→ **Exercise directions**
In the listing below, count each line that contains "time". The reply is that count and nothing else.

(Dataset extract)

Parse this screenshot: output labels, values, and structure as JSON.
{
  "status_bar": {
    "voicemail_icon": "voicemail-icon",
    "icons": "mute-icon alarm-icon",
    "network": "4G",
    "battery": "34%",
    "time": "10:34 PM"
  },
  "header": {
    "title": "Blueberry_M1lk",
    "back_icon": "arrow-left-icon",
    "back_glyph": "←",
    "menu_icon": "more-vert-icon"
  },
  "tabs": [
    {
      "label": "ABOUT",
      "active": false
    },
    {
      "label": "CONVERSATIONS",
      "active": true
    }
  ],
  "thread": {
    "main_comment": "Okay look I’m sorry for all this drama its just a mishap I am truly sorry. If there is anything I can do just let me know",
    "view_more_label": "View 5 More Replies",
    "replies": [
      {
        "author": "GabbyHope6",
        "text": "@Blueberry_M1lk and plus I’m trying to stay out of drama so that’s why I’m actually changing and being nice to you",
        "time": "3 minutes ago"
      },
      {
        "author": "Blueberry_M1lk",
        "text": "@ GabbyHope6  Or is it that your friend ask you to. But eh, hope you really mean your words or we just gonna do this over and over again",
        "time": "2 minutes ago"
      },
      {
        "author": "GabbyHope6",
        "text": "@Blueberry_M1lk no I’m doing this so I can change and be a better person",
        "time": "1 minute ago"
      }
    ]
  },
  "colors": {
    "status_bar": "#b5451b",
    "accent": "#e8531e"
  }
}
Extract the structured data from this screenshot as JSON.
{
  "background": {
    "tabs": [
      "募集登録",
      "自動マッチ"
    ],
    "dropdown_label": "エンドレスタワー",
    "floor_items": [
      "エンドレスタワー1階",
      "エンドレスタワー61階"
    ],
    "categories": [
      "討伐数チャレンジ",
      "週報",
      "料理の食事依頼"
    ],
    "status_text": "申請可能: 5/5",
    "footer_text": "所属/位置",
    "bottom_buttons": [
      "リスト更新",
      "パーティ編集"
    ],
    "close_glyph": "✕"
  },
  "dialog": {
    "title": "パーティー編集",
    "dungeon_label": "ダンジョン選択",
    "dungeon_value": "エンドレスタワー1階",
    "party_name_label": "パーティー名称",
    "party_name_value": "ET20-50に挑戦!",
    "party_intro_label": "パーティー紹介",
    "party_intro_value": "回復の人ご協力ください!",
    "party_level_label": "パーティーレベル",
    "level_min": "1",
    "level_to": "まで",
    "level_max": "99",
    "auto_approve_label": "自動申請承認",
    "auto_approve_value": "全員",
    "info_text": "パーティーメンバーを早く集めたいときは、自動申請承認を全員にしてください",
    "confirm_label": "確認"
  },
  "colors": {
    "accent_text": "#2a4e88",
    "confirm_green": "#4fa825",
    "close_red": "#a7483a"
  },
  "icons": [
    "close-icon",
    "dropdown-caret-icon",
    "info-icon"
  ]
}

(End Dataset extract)

→ **Result for this exercise**
4